Stored items from a collection:

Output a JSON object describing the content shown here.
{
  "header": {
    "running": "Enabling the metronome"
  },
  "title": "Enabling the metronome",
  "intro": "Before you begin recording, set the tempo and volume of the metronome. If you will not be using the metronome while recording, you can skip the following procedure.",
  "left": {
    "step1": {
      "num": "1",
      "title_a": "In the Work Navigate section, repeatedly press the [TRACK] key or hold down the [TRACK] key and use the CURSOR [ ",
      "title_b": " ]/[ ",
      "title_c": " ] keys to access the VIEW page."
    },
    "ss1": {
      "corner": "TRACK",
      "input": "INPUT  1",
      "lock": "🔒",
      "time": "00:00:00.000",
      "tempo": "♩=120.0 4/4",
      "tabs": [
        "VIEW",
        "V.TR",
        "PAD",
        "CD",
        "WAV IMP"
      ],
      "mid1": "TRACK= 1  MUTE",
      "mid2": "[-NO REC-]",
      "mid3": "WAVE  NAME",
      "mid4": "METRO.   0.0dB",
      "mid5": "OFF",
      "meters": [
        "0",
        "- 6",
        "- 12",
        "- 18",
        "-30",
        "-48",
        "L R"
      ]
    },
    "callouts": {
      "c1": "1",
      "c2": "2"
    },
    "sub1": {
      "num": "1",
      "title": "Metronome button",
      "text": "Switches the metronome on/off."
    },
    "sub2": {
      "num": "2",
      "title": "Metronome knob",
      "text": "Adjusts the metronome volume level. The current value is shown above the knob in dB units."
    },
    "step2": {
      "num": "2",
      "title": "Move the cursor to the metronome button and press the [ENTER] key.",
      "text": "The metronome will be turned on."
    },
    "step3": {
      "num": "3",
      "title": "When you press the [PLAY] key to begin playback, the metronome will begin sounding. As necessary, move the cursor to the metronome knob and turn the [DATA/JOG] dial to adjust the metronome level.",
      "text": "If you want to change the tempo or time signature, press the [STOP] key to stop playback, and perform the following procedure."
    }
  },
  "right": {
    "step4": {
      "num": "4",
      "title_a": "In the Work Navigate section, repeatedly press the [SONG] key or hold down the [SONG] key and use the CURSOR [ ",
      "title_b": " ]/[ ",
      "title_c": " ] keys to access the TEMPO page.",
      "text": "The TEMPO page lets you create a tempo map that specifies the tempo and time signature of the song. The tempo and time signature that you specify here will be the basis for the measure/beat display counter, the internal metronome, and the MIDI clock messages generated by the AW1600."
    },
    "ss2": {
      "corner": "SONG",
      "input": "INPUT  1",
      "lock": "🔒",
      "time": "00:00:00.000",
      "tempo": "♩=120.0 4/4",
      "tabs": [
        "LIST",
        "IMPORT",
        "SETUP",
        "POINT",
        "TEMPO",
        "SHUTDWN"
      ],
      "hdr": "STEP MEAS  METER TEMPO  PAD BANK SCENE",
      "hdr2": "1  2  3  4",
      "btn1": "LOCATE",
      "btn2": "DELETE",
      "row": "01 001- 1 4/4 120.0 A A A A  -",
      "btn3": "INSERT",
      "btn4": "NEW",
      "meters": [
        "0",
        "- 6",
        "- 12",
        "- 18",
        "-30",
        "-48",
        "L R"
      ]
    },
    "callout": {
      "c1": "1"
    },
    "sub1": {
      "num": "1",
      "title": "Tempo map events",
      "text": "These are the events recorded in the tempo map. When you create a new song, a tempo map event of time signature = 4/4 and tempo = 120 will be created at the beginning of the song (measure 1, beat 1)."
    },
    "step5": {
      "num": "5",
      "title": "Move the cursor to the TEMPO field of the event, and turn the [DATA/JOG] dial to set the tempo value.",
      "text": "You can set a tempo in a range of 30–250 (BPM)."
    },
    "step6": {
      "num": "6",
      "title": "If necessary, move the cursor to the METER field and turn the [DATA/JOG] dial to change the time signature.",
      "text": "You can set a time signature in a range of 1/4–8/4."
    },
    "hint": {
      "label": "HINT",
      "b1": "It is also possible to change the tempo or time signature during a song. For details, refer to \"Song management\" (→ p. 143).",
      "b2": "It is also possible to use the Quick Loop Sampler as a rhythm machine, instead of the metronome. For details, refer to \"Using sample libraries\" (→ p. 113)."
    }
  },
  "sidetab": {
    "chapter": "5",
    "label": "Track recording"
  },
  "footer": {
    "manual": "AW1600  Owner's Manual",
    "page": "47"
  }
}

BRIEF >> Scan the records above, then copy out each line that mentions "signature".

YOUR RESPONSE >>
      "text": "If you want to change the tempo or time signature, press the [STOP] key to stop playback, and perform the following procedure."
      "text": "The TEMPO page lets you create a tempo map that specifies the tempo and time signature of the song. The tempo and time signature that you specify here will be the basis for the measure/beat display counter, the internal metronome, and the MIDI clock messages generated by the AW1600."
      "text": "These are the events recorded in the tempo map. When you create a new song, a tempo map event of time signature = 4/4 and tempo = 120 will be created at the beginning of the song (measure 1, beat 1)."
      "title": "If necessary, move the cursor to the METER field and turn the [DATA/JOG] dial to change the time signature.",
      "text": "You can set a time signature in a range of 1/4–8/4."
      "b1": "It is also possible to change the tempo or time signature during a song. For details, refer to \"Song management\" (→ p. 143).",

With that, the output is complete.